**WHAT IS EXPECTED**
What you produce should be every line from the data that includes "Autodesk".

**MATERIAL FOR THIS TASK**
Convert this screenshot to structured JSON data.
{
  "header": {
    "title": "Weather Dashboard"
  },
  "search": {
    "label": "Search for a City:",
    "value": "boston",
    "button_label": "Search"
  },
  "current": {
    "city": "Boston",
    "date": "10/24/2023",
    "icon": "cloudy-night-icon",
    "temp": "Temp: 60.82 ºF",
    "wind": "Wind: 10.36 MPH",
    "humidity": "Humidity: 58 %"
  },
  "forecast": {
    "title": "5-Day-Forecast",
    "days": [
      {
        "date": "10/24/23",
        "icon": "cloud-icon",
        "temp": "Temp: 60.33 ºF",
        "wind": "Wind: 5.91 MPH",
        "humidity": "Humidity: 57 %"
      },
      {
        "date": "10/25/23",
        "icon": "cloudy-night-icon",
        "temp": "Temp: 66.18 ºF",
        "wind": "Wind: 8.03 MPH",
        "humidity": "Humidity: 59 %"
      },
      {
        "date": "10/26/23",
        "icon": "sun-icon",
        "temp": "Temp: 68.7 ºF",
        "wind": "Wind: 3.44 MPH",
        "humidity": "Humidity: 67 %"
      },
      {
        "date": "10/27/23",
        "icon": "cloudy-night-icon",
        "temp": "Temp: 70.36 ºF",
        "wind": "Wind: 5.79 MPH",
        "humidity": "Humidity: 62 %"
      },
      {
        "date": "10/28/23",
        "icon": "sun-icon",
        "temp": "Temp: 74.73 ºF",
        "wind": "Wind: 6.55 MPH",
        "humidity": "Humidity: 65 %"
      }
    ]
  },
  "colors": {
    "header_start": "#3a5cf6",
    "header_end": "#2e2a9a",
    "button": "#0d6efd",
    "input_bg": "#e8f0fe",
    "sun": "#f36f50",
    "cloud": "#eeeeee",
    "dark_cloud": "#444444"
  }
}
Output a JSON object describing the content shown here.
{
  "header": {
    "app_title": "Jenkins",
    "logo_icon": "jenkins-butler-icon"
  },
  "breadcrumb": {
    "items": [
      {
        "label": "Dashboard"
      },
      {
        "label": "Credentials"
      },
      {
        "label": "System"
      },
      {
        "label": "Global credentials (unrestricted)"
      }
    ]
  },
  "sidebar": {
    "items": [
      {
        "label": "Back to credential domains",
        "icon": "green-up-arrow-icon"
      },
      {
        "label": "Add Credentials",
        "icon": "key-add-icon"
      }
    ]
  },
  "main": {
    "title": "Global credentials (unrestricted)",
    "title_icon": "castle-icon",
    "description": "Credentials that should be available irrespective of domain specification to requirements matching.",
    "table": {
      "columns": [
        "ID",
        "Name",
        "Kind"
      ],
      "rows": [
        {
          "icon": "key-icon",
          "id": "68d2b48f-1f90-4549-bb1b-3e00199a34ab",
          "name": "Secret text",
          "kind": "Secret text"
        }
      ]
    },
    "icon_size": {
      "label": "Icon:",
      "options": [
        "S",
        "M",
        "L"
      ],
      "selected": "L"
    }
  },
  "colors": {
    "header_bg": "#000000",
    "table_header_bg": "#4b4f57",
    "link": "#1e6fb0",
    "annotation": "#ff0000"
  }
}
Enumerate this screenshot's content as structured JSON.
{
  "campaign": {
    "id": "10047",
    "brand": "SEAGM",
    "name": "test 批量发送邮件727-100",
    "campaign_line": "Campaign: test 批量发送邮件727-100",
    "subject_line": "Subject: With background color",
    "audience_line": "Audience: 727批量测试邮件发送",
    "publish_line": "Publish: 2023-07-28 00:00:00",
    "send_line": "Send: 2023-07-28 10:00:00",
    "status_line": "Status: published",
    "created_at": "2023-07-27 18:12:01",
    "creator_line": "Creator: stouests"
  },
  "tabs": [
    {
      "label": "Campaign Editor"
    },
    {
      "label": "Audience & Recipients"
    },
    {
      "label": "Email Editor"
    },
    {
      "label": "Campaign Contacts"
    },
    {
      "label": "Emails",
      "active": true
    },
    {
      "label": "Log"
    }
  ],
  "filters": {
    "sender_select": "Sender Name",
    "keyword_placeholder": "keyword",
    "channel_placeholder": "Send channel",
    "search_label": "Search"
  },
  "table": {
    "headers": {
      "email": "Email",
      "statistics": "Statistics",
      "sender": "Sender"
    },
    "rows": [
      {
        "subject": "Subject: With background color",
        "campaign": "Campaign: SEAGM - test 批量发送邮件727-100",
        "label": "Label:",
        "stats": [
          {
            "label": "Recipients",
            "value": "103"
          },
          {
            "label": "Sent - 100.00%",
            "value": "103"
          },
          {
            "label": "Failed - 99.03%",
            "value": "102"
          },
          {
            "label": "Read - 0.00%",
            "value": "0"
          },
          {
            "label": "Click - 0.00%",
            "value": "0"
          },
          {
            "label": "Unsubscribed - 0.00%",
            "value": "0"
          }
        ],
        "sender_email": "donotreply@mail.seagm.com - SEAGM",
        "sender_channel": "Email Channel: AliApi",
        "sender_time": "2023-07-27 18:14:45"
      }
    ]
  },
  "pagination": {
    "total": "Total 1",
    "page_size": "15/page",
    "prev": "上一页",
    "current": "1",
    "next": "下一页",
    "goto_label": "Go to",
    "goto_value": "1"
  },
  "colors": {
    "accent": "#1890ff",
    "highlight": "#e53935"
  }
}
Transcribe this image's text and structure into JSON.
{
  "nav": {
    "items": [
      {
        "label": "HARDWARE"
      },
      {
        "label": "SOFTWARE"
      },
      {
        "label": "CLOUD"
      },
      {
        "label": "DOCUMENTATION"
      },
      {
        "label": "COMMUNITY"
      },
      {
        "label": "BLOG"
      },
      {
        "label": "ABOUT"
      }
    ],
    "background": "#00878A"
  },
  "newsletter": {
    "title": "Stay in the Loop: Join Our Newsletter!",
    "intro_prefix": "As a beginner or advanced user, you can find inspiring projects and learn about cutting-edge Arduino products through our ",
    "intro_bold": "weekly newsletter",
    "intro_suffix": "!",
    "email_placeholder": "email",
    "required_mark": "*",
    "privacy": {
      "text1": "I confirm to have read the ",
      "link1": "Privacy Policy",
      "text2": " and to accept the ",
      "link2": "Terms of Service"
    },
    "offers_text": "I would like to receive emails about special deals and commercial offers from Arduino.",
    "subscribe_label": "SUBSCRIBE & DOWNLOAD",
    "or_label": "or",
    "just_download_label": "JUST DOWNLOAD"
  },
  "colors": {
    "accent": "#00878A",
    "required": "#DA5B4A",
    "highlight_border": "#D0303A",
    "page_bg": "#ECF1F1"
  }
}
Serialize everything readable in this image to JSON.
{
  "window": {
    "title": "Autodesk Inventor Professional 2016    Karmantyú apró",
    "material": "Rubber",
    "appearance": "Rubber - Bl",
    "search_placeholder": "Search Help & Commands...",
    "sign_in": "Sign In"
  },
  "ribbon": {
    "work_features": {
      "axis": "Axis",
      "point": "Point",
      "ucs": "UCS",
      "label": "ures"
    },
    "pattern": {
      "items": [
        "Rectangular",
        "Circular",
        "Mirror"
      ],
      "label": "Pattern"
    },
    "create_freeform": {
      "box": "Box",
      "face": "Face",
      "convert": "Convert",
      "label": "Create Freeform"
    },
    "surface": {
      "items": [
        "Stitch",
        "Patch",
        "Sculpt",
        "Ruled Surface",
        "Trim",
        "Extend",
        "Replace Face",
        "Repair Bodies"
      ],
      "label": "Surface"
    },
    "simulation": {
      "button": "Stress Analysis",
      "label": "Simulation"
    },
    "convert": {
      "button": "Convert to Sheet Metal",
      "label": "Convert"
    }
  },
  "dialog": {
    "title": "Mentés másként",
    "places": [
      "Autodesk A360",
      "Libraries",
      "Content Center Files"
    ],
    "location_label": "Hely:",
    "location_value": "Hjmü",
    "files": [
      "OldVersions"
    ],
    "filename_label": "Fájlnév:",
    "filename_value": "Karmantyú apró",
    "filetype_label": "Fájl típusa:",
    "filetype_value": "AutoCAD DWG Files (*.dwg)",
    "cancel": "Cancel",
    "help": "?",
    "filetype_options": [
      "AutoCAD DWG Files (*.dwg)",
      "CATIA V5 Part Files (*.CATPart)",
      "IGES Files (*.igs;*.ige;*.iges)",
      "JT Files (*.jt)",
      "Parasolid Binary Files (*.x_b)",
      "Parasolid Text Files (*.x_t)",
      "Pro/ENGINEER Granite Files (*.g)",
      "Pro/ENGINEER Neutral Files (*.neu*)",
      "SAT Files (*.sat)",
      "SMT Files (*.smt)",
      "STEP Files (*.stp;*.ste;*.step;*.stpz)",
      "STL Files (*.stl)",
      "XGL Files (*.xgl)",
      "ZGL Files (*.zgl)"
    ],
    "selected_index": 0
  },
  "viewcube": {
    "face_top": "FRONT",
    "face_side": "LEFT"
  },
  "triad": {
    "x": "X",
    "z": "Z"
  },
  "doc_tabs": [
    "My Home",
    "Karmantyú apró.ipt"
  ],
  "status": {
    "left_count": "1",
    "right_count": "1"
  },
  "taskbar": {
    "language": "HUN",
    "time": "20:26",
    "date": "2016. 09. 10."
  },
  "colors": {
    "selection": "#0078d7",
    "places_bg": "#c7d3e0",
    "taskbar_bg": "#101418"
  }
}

**ANSWER TO THE EXERCISE**
    "title": "Autodesk Inventor Professional 2016    Karmantyú apró",
      "Autodesk A360",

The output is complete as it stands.